Data to examine:
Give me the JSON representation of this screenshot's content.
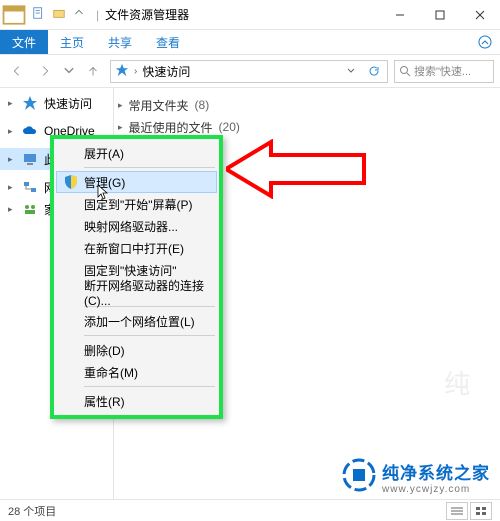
{
  "titlebar": {
    "app_title": "文件资源管理器",
    "separator": "|"
  },
  "ribbon": {
    "file": "文件",
    "home": "主页",
    "share": "共享",
    "view": "查看",
    "help": "?"
  },
  "navbar": {
    "location": "快速访问",
    "search_placeholder": "搜索\"快速..."
  },
  "sidebar": {
    "items": [
      {
        "label": "快速访问",
        "icon": "star"
      },
      {
        "label": "OneDrive",
        "icon": "cloud"
      },
      {
        "label": "此电脑",
        "icon": "pc",
        "selected": true
      },
      {
        "label": "网",
        "icon": "net",
        "truncated": true
      },
      {
        "label": "家",
        "icon": "home",
        "truncated": true
      }
    ]
  },
  "content": {
    "groups": [
      {
        "label": "常用文件夹",
        "count": "(8)"
      },
      {
        "label": "最近使用的文件",
        "count": "(20)"
      }
    ]
  },
  "context_menu": {
    "items": [
      {
        "label": "展开(A)",
        "type": "item"
      },
      {
        "type": "sep"
      },
      {
        "label": "管理(G)",
        "type": "item",
        "icon": "shield",
        "hover": true,
        "cursor": true
      },
      {
        "label": "固定到\"开始\"屏幕(P)",
        "type": "item"
      },
      {
        "label": "映射网络驱动器...",
        "type": "item"
      },
      {
        "label": "在新窗口中打开(E)",
        "type": "item"
      },
      {
        "label": "固定到\"快速访问\"",
        "type": "item"
      },
      {
        "label": "断开网络驱动器的连接(C)...",
        "type": "item"
      },
      {
        "type": "sep"
      },
      {
        "label": "添加一个网络位置(L)",
        "type": "item"
      },
      {
        "type": "sep"
      },
      {
        "label": "删除(D)",
        "type": "item"
      },
      {
        "label": "重命名(M)",
        "type": "item"
      },
      {
        "type": "sep"
      },
      {
        "label": "属性(R)",
        "type": "item"
      }
    ]
  },
  "statusbar": {
    "item_count": "28 个项目"
  },
  "watermark": {
    "main": "纯净系统之家",
    "sub": "www.ycwjzy.com"
  },
  "colors": {
    "accent": "#1979ca",
    "highlight_border": "#1fe04a",
    "arrow": "#ff0000"
  }
}
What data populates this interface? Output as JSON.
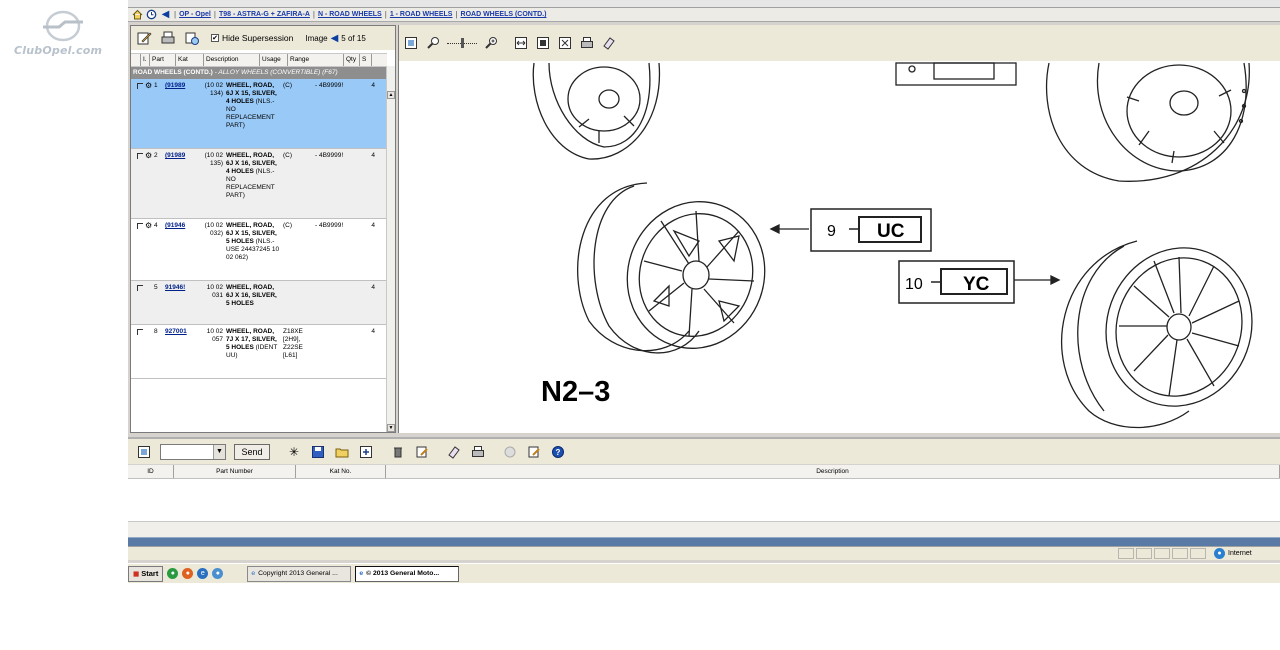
{
  "logo": {
    "text": "ClubOpel.com"
  },
  "breadcrumb": {
    "items": [
      "OP - Opel",
      "T98 - ASTRA-G + ZAFIRA-A",
      "N - ROAD WHEELS",
      "1 - ROAD WHEELS",
      "ROAD WHEELS (CONTD.)"
    ]
  },
  "parts_toolbar": {
    "hide_supersession_label": "Hide Supersession",
    "hide_supersession_checked": "✔",
    "image_label": "Image",
    "image_counter": "5 of 15"
  },
  "parts_table": {
    "headers": [
      "I.",
      "Part",
      "Kat",
      "Description",
      "Usage",
      "Range",
      "Qty",
      "S"
    ],
    "group_title": "ROAD WHEELS (CONTD.)",
    "group_subtitle": "- ALLOY WHEELS (CONVERTIBLE) (F67)",
    "rows": [
      {
        "num": "1",
        "part": "(91989",
        "kat": "(10 02 134)",
        "desc_bold": "WHEEL, ROAD, 6J X 15, SILVER, 4 HOLES",
        "desc_note": "(NLS.- NO REPLACEMENT PART)",
        "usage": "(C)",
        "range": "- 4B9999!",
        "qty": "4"
      },
      {
        "num": "2",
        "part": "(91989",
        "kat": "(10 02 135)",
        "desc_bold": "WHEEL, ROAD, 6J X 16, SILVER, 4 HOLES",
        "desc_note": "(NLS.- NO REPLACEMENT PART)",
        "usage": "(C)",
        "range": "- 4B9999!",
        "qty": "4"
      },
      {
        "num": "4",
        "part": "(91946",
        "kat": "(10 02 032)",
        "desc_bold": "WHEEL, ROAD, 6J X 15, SILVER, 5 HOLES",
        "desc_note": "(NLS.- USE 24437245 10 02 062)",
        "usage": "(C)",
        "range": "- 4B9999!",
        "qty": "4"
      },
      {
        "num": "5",
        "part": "91946!",
        "kat": "10 02 031",
        "desc_bold": "WHEEL, ROAD, 6J X 16, SILVER, 5 HOLES",
        "desc_note": "",
        "usage": "",
        "range": "",
        "qty": "4"
      },
      {
        "num": "8",
        "part": "927001",
        "kat": "10 02 057",
        "desc_bold": "WHEEL, ROAD, 7J X 17, SILVER, 5 HOLES",
        "desc_note": "(IDENT UU)",
        "usage": "Z18XE [2H9], Z22SE [L61]",
        "range": "",
        "qty": "4"
      }
    ]
  },
  "diagram": {
    "label": "N2–3",
    "callouts": [
      {
        "num": "9",
        "code": "UC"
      },
      {
        "num": "10",
        "code": "YC"
      }
    ]
  },
  "bottom_toolbar": {
    "send_label": "Send"
  },
  "part_list": {
    "headers": [
      "ID",
      "Part Number",
      "Kat No.",
      "Description"
    ]
  },
  "statusbar": {
    "zone": "Internet"
  },
  "taskbar": {
    "start_label": "Start",
    "tasks": [
      "Copyright 2013 General ...",
      "© 2013 General Moto..."
    ]
  },
  "colors": {
    "selected_row": "#99c9f7",
    "link": "#1a3aa8",
    "splitter": "#5a7aa6"
  }
}
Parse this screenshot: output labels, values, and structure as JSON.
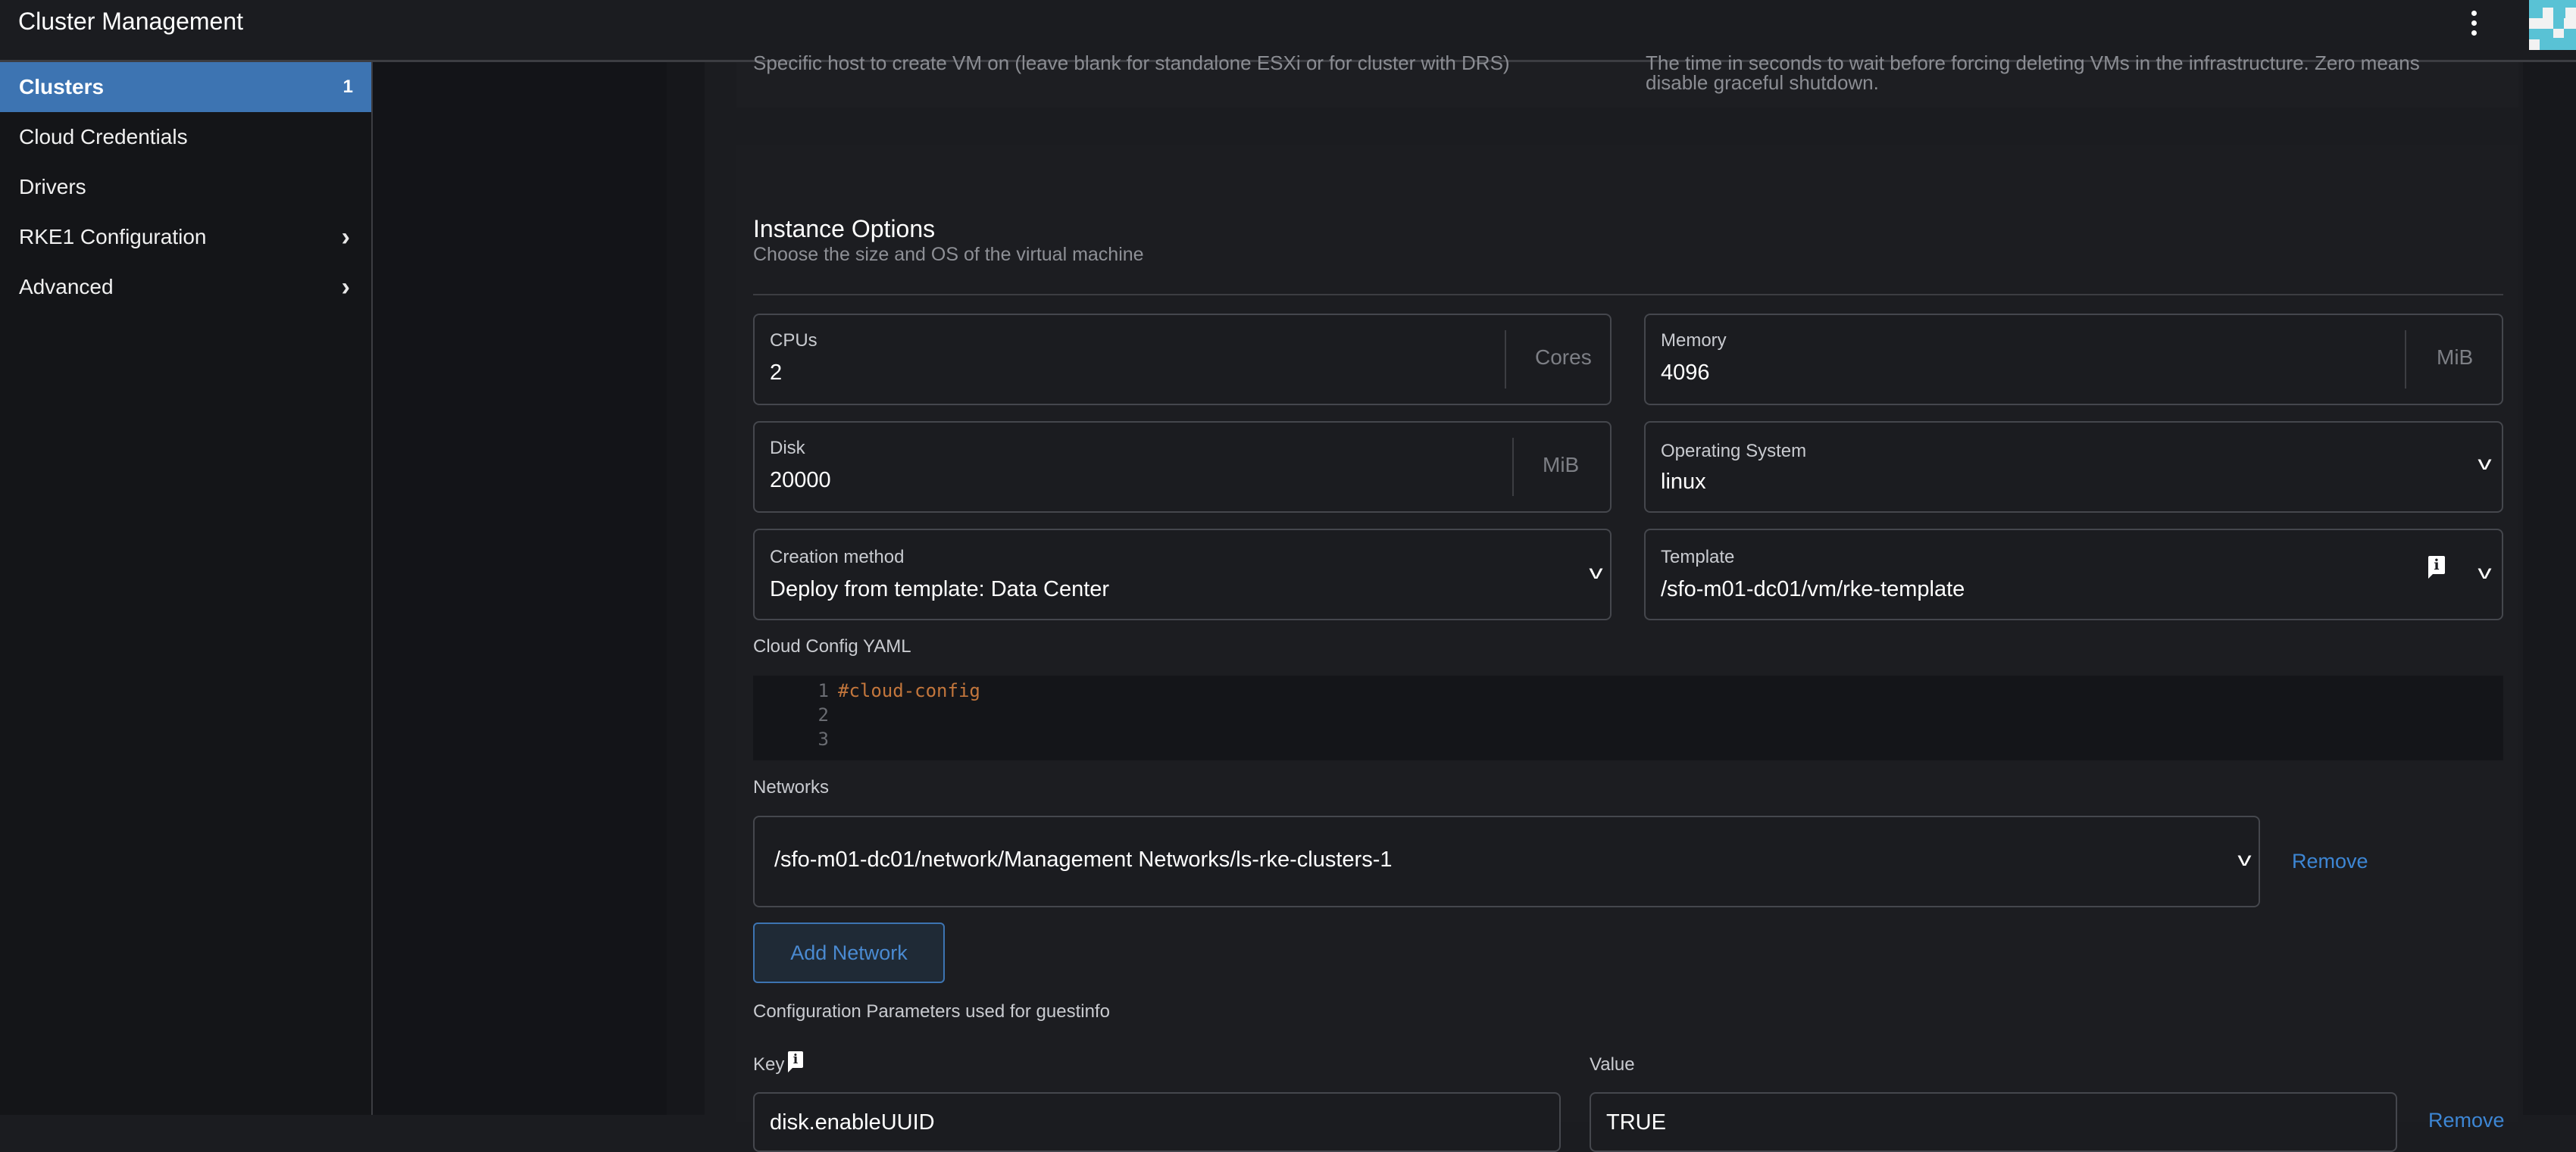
{
  "header": {
    "title": "Cluster Management",
    "menu_icon": "kebab-menu-icon",
    "avatar_icon": "user-avatar-identicon"
  },
  "sidebar": {
    "items": [
      {
        "label": "Clusters",
        "count": "1",
        "active": true
      },
      {
        "label": "Cloud Credentials"
      },
      {
        "label": "Drivers"
      },
      {
        "label": "RKE1 Configuration",
        "chevron": "›"
      },
      {
        "label": "Advanced",
        "chevron": "›"
      }
    ]
  },
  "previous_section": {
    "host_help": "Specific host to create VM on (leave blank for standalone ESXi or for cluster with DRS)",
    "graceful_help_line1": "The time in seconds to wait before forcing deleting VMs in the infrastructure. Zero means",
    "graceful_help_line2": "disable graceful shutdown."
  },
  "instance_options": {
    "title": "Instance Options",
    "subtitle": "Choose the size and OS of the virtual machine",
    "cpus": {
      "label": "CPUs",
      "value": "2",
      "suffix": "Cores"
    },
    "memory": {
      "label": "Memory",
      "value": "4096",
      "suffix": "MiB"
    },
    "disk": {
      "label": "Disk",
      "value": "20000",
      "suffix": "MiB"
    },
    "os": {
      "label": "Operating System",
      "value": "linux"
    },
    "creation_method": {
      "label": "Creation method",
      "value": "Deploy from template: Data Center"
    },
    "template": {
      "label": "Template",
      "value": "/sfo-m01-dc01/vm/rke-template",
      "info_icon": "i"
    },
    "chevron_glyph": "v",
    "cloud_config": {
      "label": "Cloud Config YAML",
      "lines": [
        {
          "num": "1",
          "text": "#cloud-config"
        },
        {
          "num": "2",
          "text": ""
        },
        {
          "num": "3",
          "text": ""
        }
      ]
    },
    "networks": {
      "label": "Networks",
      "items": [
        {
          "value": "/sfo-m01-dc01/network/Management Networks/ls-rke-clusters-1"
        }
      ],
      "remove_label": "Remove",
      "add_label": "Add Network"
    },
    "guestinfo": {
      "label": "Configuration Parameters used for guestinfo",
      "key_header": "Key",
      "value_header": "Value",
      "info_icon": "i",
      "rows": [
        {
          "key": "disk.enableUUID",
          "value": "TRUE"
        }
      ],
      "remove_label": "Remove"
    }
  },
  "colors": {
    "accent": "#3d74b2",
    "link": "#3d86d4",
    "background": "#1b1c20",
    "code_comment": "#c3763c"
  }
}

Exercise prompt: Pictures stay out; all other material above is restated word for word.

Answer to the exercise:
Give me the JSON representation of this screenshot's content.
{
  "titlebar": {
    "app_title": "文件资源管理器",
    "separator": "|"
  },
  "ribbon": {
    "file": "文件",
    "home": "主页",
    "share": "共享",
    "view": "查看",
    "help": "?"
  },
  "navbar": {
    "location": "快速访问",
    "search_placeholder": "搜索\"快速..."
  },
  "sidebar": {
    "items": [
      {
        "label": "快速访问",
        "icon": "star"
      },
      {
        "label": "OneDrive",
        "icon": "cloud"
      },
      {
        "label": "此电脑",
        "icon": "pc",
        "selected": true
      },
      {
        "label": "网",
        "icon": "net",
        "truncated": true
      },
      {
        "label": "家",
        "icon": "home",
        "truncated": true
      }
    ]
  },
  "content": {
    "groups": [
      {
        "label": "常用文件夹",
        "count": "(8)"
      },
      {
        "label": "最近使用的文件",
        "count": "(20)"
      }
    ]
  },
  "context_menu": {
    "items": [
      {
        "label": "展开(A)",
        "type": "item"
      },
      {
        "type": "sep"
      },
      {
        "label": "管理(G)",
        "type": "item",
        "icon": "shield",
        "hover": true,
        "cursor": true
      },
      {
        "label": "固定到\"开始\"屏幕(P)",
        "type": "item"
      },
      {
        "label": "映射网络驱动器...",
        "type": "item"
      },
      {
        "label": "在新窗口中打开(E)",
        "type": "item"
      },
      {
        "label": "固定到\"快速访问\"",
        "type": "item"
      },
      {
        "label": "断开网络驱动器的连接(C)...",
        "type": "item"
      },
      {
        "type": "sep"
      },
      {
        "label": "添加一个网络位置(L)",
        "type": "item"
      },
      {
        "type": "sep"
      },
      {
        "label": "删除(D)",
        "type": "item"
      },
      {
        "label": "重命名(M)",
        "type": "item"
      },
      {
        "type": "sep"
      },
      {
        "label": "属性(R)",
        "type": "item"
      }
    ]
  },
  "statusbar": {
    "item_count": "28 个项目"
  },
  "watermark": {
    "main": "纯净系统之家",
    "sub": "www.ycwjzy.com"
  },
  "colors": {
    "accent": "#1979ca",
    "highlight_border": "#1fe04a",
    "arrow": "#ff0000"
  }
}
What data populates this interface? Output as JSON.
{
  "logo": {
    "text": "ClubOpel.com"
  },
  "breadcrumb": {
    "items": [
      "OP - Opel",
      "T98 - ASTRA-G + ZAFIRA-A",
      "N - ROAD WHEELS",
      "1 - ROAD WHEELS",
      "ROAD WHEELS (CONTD.)"
    ]
  },
  "parts_toolbar": {
    "hide_supersession_label": "Hide Supersession",
    "hide_supersession_checked": "✔",
    "image_label": "Image",
    "image_counter": "5 of 15"
  },
  "parts_table": {
    "headers": [
      "I.",
      "Part",
      "Kat",
      "Description",
      "Usage",
      "Range",
      "Qty",
      "S"
    ],
    "group_title": "ROAD WHEELS (CONTD.)",
    "group_subtitle": "- ALLOY WHEELS (CONVERTIBLE) (F67)",
    "rows": [
      {
        "num": "1",
        "part": "(91989",
        "kat": "(10 02 134)",
        "desc_bold": "WHEEL, ROAD, 6J X 15, SILVER, 4 HOLES",
        "desc_note": "(NLS.- NO REPLACEMENT PART)",
        "usage": "(C)",
        "range": "- 4B9999!",
        "qty": "4"
      },
      {
        "num": "2",
        "part": "(91989",
        "kat": "(10 02 135)",
        "desc_bold": "WHEEL, ROAD, 6J X 16, SILVER, 4 HOLES",
        "desc_note": "(NLS.- NO REPLACEMENT PART)",
        "usage": "(C)",
        "range": "- 4B9999!",
        "qty": "4"
      },
      {
        "num": "4",
        "part": "(91946",
        "kat": "(10 02 032)",
        "desc_bold": "WHEEL, ROAD, 6J X 15, SILVER, 5 HOLES",
        "desc_note": "(NLS.- USE 24437245 10 02 062)",
        "usage": "(C)",
        "range": "- 4B9999!",
        "qty": "4"
      },
      {
        "num": "5",
        "part": "91946!",
        "kat": "10 02 031",
        "desc_bold": "WHEEL, ROAD, 6J X 16, SILVER, 5 HOLES",
        "desc_note": "",
        "usage": "",
        "range": "",
        "qty": "4"
      },
      {
        "num": "8",
        "part": "927001",
        "kat": "10 02 057",
        "desc_bold": "WHEEL, ROAD, 7J X 17, SILVER, 5 HOLES",
        "desc_note": "(IDENT UU)",
        "usage": "Z18XE [2H9], Z22SE [L61]",
        "range": "",
        "qty": "4"
      }
    ]
  },
  "diagram": {
    "label": "N2–3",
    "callouts": [
      {
        "num": "9",
        "code": "UC"
      },
      {
        "num": "10",
        "code": "YC"
      }
    ]
  },
  "bottom_toolbar": {
    "send_label": "Send"
  },
  "part_list": {
    "headers": [
      "ID",
      "Part Number",
      "Kat No.",
      "Description"
    ]
  },
  "statusbar": {
    "zone": "Internet"
  },
  "taskbar": {
    "start_label": "Start",
    "tasks": [
      "Copyright 2013 General ...",
      "© 2013 General Moto..."
    ]
  },
  "colors": {
    "selected_row": "#99c9f7",
    "link": "#1a3aa8",
    "splitter": "#5a7aa6"
  }
}
Parse this screenshot: output labels, values, and structure as JSON.
{
  "header": {
    "title": "Cluster Management",
    "menu_icon": "kebab-menu-icon",
    "avatar_icon": "user-avatar-identicon"
  },
  "sidebar": {
    "items": [
      {
        "label": "Clusters",
        "count": "1",
        "active": true
      },
      {
        "label": "Cloud Credentials"
      },
      {
        "label": "Drivers"
      },
      {
        "label": "RKE1 Configuration",
        "chevron": "›"
      },
      {
        "label": "Advanced",
        "chevron": "›"
      }
    ]
  },
  "previous_section": {
    "host_help": "Specific host to create VM on (leave blank for standalone ESXi or for cluster with DRS)",
    "graceful_help_line1": "The time in seconds to wait before forcing deleting VMs in the infrastructure. Zero means",
    "graceful_help_line2": "disable graceful shutdown."
  },
  "instance_options": {
    "title": "Instance Options",
    "subtitle": "Choose the size and OS of the virtual machine",
    "cpus": {
      "label": "CPUs",
      "value": "2",
      "suffix": "Cores"
    },
    "memory": {
      "label": "Memory",
      "value": "4096",
      "suffix": "MiB"
    },
    "disk": {
      "label": "Disk",
      "value": "20000",
      "suffix": "MiB"
    },
    "os": {
      "label": "Operating System",
      "value": "linux"
    },
    "creation_method": {
      "label": "Creation method",
      "value": "Deploy from template: Data Center"
    },
    "template": {
      "label": "Template",
      "value": "/sfo-m01-dc01/vm/rke-template",
      "info_icon": "i"
    },
    "chevron_glyph": "v",
    "cloud_config": {
      "label": "Cloud Config YAML",
      "lines": [
        {
          "num": "1",
          "text": "#cloud-config"
        },
        {
          "num": "2",
          "text": ""
        },
        {
          "num": "3",
          "text": ""
        }
      ]
    },
    "networks": {
      "label": "Networks",
      "items": [
        {
          "value": "/sfo-m01-dc01/network/Management Networks/ls-rke-clusters-1"
        }
      ],
      "remove_label": "Remove",
      "add_label": "Add Network"
    },
    "guestinfo": {
      "label": "Configuration Parameters used for guestinfo",
      "key_header": "Key",
      "value_header": "Value",
      "info_icon": "i",
      "rows": [
        {
          "key": "disk.enableUUID",
          "value": "TRUE"
        }
      ],
      "remove_label": "Remove"
    }
  },
  "colors": {
    "accent": "#3d74b2",
    "link": "#3d86d4",
    "background": "#1b1c20",
    "code_comment": "#c3763c"
  }
}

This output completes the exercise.